The good news: the U.S. has about 47 days’ worth of energy stored up for later use. The bad news? Virtually all of it is in the form of fossil fuels – coal, oil and natural gas. By comparison, if you add up all the energy stored in batteries, pumped hydropower and other zero-carbon storage, it adds up to just a few seconds’ worth.
This small scale of low-carbon energy storage is a big problem. We’re building out intermittent renewables fast, and we need enough energy storage to back up wind when turbines slow down and solar when the sun isn’t shining.
But there are technologies that could get us there. In this episode, Shayle talks to his colleague Andy Lubershane, who is a partner and head of research at Energy Impact Partners. Andy recently wrote a piece called Four ways to store sunlight, which compares lithium-ion batteries, heat storage, ion-air batteries, and hydrogen. Andy and Shayle cover topics like:

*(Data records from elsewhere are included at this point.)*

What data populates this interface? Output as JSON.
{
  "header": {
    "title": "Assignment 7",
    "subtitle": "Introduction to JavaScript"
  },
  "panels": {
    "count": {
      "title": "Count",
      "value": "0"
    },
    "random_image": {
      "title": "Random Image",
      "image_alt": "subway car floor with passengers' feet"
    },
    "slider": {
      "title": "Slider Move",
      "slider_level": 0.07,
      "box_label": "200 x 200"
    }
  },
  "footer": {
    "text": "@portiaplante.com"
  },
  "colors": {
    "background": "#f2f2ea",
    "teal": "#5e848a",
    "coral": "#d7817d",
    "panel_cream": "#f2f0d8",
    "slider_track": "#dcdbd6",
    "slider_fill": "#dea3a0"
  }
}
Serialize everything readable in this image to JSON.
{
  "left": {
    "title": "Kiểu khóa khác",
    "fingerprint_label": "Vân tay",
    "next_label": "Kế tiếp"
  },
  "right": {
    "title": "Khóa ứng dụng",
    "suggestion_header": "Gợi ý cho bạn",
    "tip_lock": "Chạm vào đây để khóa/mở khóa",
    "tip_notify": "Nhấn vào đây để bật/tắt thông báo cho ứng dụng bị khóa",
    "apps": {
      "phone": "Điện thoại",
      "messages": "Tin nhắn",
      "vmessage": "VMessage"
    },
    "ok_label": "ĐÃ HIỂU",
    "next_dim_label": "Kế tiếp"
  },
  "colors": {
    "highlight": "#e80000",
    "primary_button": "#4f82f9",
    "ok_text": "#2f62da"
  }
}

- The storage trifecta: short duration, diurnal, and multi-day seasonal
- Andy’s guess at how low the price of lithium-ion batteries could go
- Why we would use heat storage and hydrogen, despite their low round-trip efficiencies
- Why molten-salt heat storage didn’t take off
- High hopes for iron-air batteries’ low costs
- Blending hydrogen into gas turbines
- How all these technologies are competing against carbon capture and storage (CCS)
- Andy Lubershane: Four ways to store sunlight
- Form Energy: Enabling a True 24/7 Carbon-Free Resource Portfolio for Great River Energy with Multi-Day Storage
Support for Catalyst comes from Climate Positive, a podcast by HASI, that features candid conversations with the leaders, innovators, and changemakers who are at the forefront of the transition to a sustainable economy. Listen and subscribe wherever you get your podcasts.
Catalyst is supported by Scale Microgrids, the distributed energy company dedicated to transforming the way modern energy infrastructure is designed, constructed, and financed. Distributed generation can be complex. Scale makes it easy. Learn more: scalemicrogrids.com.